There is nothing finer than a museum about food. And there is no finer food than a great condiment. And there is no finer condiment than mustard. By that logic, the Mustard Museum may be the finest museum in existence.
Founded in 1986 in the quaint Wisconsin town of Mt. Horeb, the Mustard Museum has grown into the world's foremost condiment museum. Although now headquartered in Middleton, WI, and known as the National Mustard Museum (a bit pretentious if you ask me), I'd like to take my readers back to a simpler time. A time when a man wouldn't be caught dead with foie gras or bleu cheese on his hot dog. A time when that spicy golden ambrosia practically flowed through the sleepy streets Mt. Horeb. A time known as 2008.
To the casual condiment consumer, it may not seem like there's much to mustard. It's yellow. It's tangy. It comes in a squirt bottle. But to the trained condimentologist, there is so much more.
Despite its unassuming demeanor, mustard has changed history. Several times. Just look at all the ways mustard has been used in medical practice. Mmmm... mustard ointment. And let's not forget the important role mustard gas played in World War I. (Okay, so it's not technically mustard, but who's counting?) Not only that, but museum founder and former Assistant Attorney General Barry Levenson once argued a case before the US Supreme Court with a jar of mustard in his pocket. Did it help him win the case? Perhaps it did.

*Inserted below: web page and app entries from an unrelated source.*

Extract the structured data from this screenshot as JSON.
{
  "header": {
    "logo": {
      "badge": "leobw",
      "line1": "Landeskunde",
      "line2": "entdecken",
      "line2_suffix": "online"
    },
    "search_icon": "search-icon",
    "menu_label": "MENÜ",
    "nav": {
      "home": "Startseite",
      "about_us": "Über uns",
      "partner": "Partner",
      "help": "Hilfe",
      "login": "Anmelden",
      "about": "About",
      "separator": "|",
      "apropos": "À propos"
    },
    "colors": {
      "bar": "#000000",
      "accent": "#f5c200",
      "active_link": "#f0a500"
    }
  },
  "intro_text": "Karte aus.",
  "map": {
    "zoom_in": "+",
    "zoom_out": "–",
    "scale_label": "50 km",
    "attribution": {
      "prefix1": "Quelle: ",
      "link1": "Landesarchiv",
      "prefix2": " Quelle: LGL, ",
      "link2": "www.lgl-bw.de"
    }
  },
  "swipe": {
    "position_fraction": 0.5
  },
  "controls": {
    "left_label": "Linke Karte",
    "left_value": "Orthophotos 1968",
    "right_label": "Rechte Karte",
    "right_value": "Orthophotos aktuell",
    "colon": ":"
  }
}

Of course, America's best-known mustard is French's. And like every great capitalist endeavor, French's has had its share of mascots. Seriously, is there any greater mascot in corporate history than "Hot Dan"? The answer is "No."

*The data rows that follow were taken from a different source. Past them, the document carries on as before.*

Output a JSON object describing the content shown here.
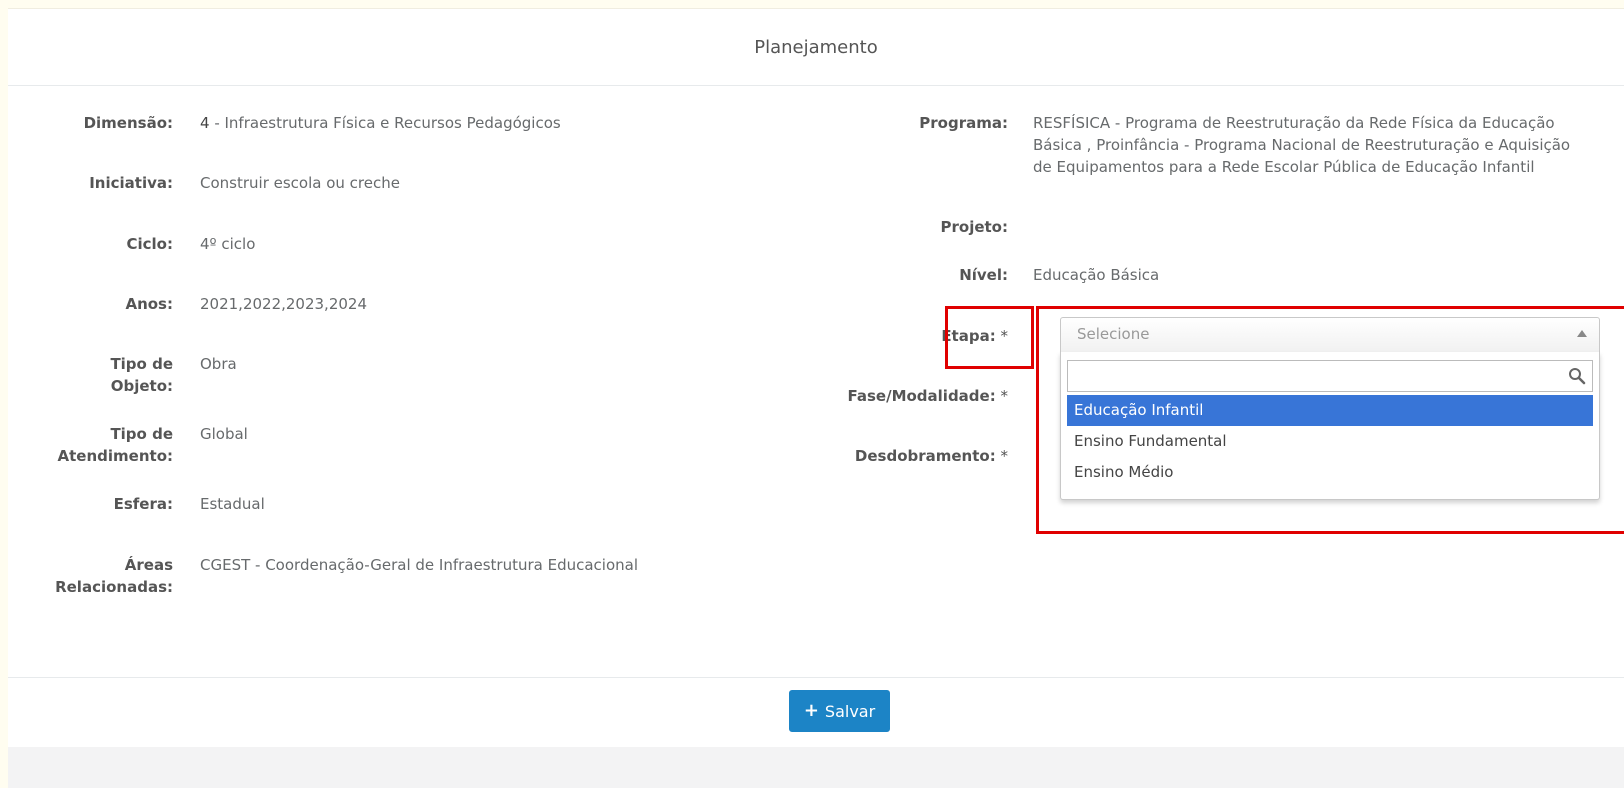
{
  "header": {
    "title": "Planejamento"
  },
  "left_fields": [
    {
      "label": "Dimensão:",
      "value_bold": "4",
      "value": " - Infraestrutura Física e Recursos Pedagógicos"
    },
    {
      "label": "Iniciativa:",
      "value": "Construir escola ou creche"
    },
    {
      "label": "Ciclo:",
      "value": "4º ciclo"
    },
    {
      "label": "Anos:",
      "value": "2021,2022,2023,2024"
    },
    {
      "label_line1": "Tipo de",
      "label_line2": "Objeto:",
      "value": "Obra"
    },
    {
      "label_line1": "Tipo de",
      "label_line2": "Atendimento:",
      "value": "Global"
    },
    {
      "label": "Esfera:",
      "value": "Estadual"
    },
    {
      "label_line1": "Áreas",
      "label_line2": "Relacionadas:",
      "value": "CGEST - Coordenação-Geral de Infraestrutura Educacional"
    }
  ],
  "right_fields": {
    "programa": {
      "label": "Programa:",
      "line1": "RESFÍSICA - Programa de Reestruturação da Rede Física da Educação",
      "line2": "Básica , Proinfância - Programa Nacional de Reestruturação e Aquisição",
      "line3": "de Equipamentos para a Rede Escolar Pública de Educação Infantil"
    },
    "projeto": {
      "label": "Projeto:",
      "value": ""
    },
    "nivel": {
      "label": "Nível:",
      "value": "Educação Básica"
    },
    "etapa": {
      "label": "Etapa:",
      "required": " *"
    },
    "fase": {
      "label": "Fase/Modalidade:",
      "required": " *"
    },
    "desdobramento": {
      "label": "Desdobramento:",
      "required": " *"
    }
  },
  "etapa_select": {
    "placeholder": "Selecione",
    "search_value": "",
    "options": [
      "Educação Infantil",
      "Ensino Fundamental",
      "Ensino Médio"
    ],
    "highlighted_index": 0
  },
  "footer": {
    "save_label": "Salvar"
  },
  "colors": {
    "primary": "#1c84c6",
    "highlight": "#3875d7",
    "annotation": "#e00000"
  }
}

Many people know mustard only as the golden liquid that adds pizzazz to otherwise lifeless dishes. But, much like a non-Newtonian fluid, mustard can also be a solid. Mustard seed (ground and whole) is a staple in cuisines around the world. And the containers used to package this spice are as varied and attractive as the people who use them.

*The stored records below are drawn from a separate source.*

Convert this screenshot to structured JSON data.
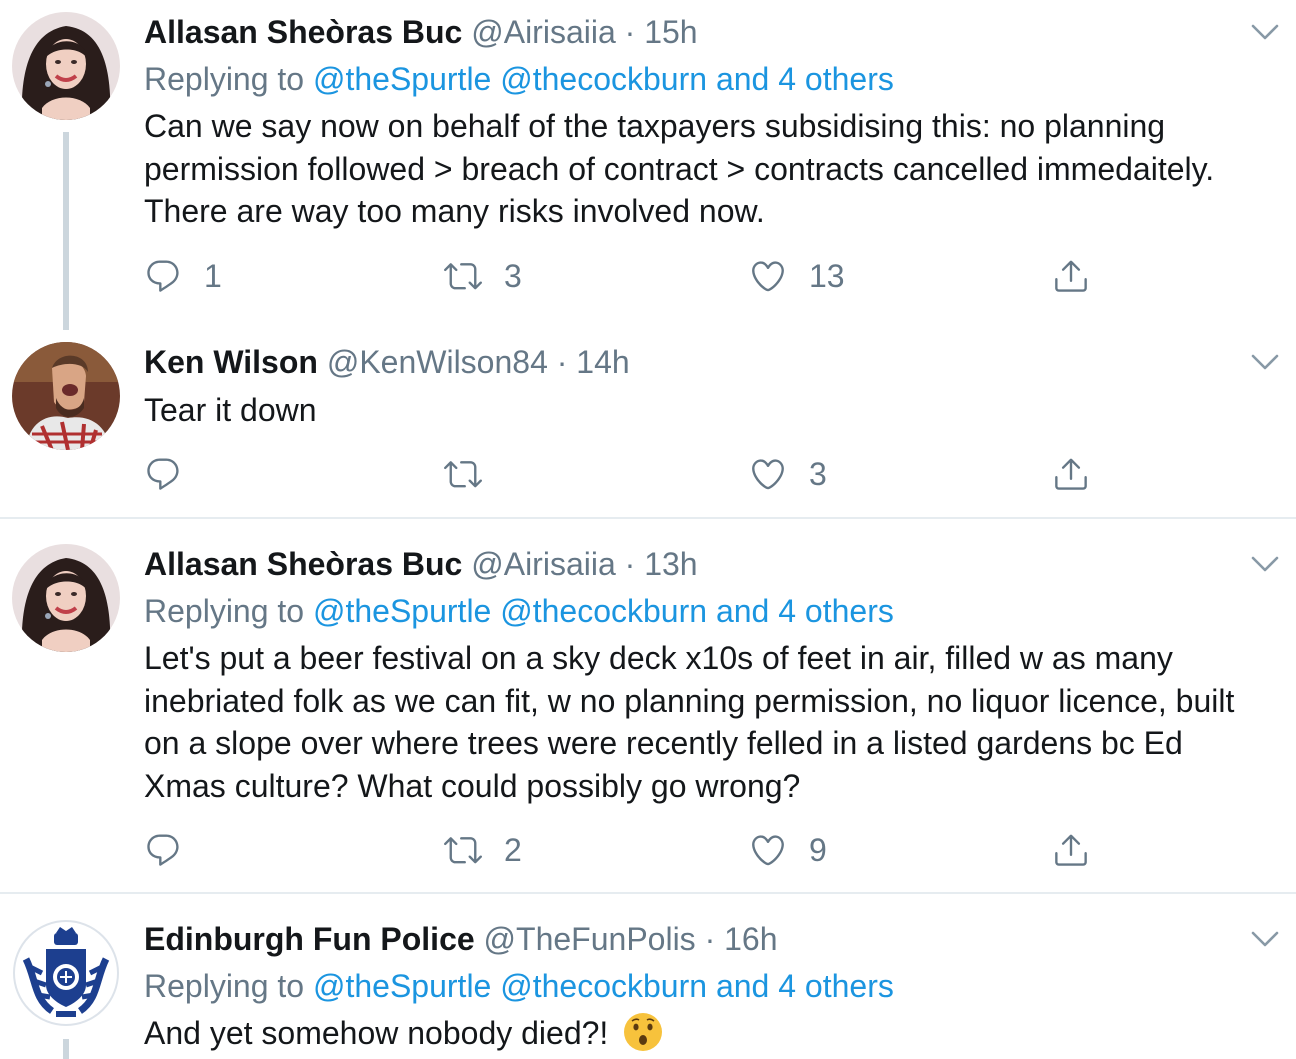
{
  "tweets": [
    {
      "name": "Allasan Sheòras Buc",
      "handle": "@Airisaiia",
      "dot": "·",
      "time": "15h",
      "reply_prefix": "Replying to",
      "reply_mentions": "@theSpurtle @thecockburn and 4 others",
      "text": "Can we say now on behalf of the taxpayers subsidising this: no planning permission followed > breach of contract > contracts cancelled immedaitely. There are way too many risks involved now.",
      "reply_count": "1",
      "retweet_count": "3",
      "like_count": "13"
    },
    {
      "name": "Ken Wilson",
      "handle": "@KenWilson84",
      "dot": "·",
      "time": "14h",
      "text": "Tear it down",
      "reply_count": "",
      "retweet_count": "",
      "like_count": "3"
    },
    {
      "name": "Allasan Sheòras Buc",
      "handle": "@Airisaiia",
      "dot": "·",
      "time": "13h",
      "reply_prefix": "Replying to",
      "reply_mentions": "@theSpurtle @thecockburn and 4 others",
      "text": "Let's put a beer festival on a sky deck x10s of feet in air, filled w as many inebriated folk as we can fit, w no planning permission, no liquor licence, built on a slope over where trees were recently felled in a listed gardens bc Ed Xmas culture? What could possibly go wrong?",
      "reply_count": "",
      "retweet_count": "2",
      "like_count": "9"
    },
    {
      "name": "Edinburgh Fun Police",
      "handle": "@TheFunPolis",
      "dot": "·",
      "time": "16h",
      "reply_prefix": "Replying to",
      "reply_mentions": "@theSpurtle @thecockburn and 4 others",
      "text": "And yet somehow nobody died?!",
      "emoji": "hushed-face-emoji"
    }
  ],
  "icons": {
    "reply": "reply-icon",
    "retweet": "retweet-icon",
    "like": "heart-icon",
    "share": "share-icon",
    "more": "chevron-down-icon"
  },
  "colors": {
    "link": "#1b95e0",
    "secondary": "#657786",
    "thread_line": "#ccd6dd",
    "divider": "#e6ecf0"
  }
}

Not unlike drug culture, condiment culture has acquired its own unique paraphernalia as well. Take this collection of antique mustard pots, for example. It was generously donated to the museum by "the family of James Arthur Gibbons, easily the second-most passionate collector of mustard pots ever known."
When you plan your visit, make sure you pay heed to the warning posted at the museum's entrance:
"You should not enter this museum if you are easily nauseated by bad jokes, wicked puns, and silly stories. The management takes no responsibility for much of anything that goes on here. Parents should count their children both before entering and upon leaving the museum. Use of safety restraints is recommended for those persons who are not used to having a good time in this town. --The Curator"Indeed.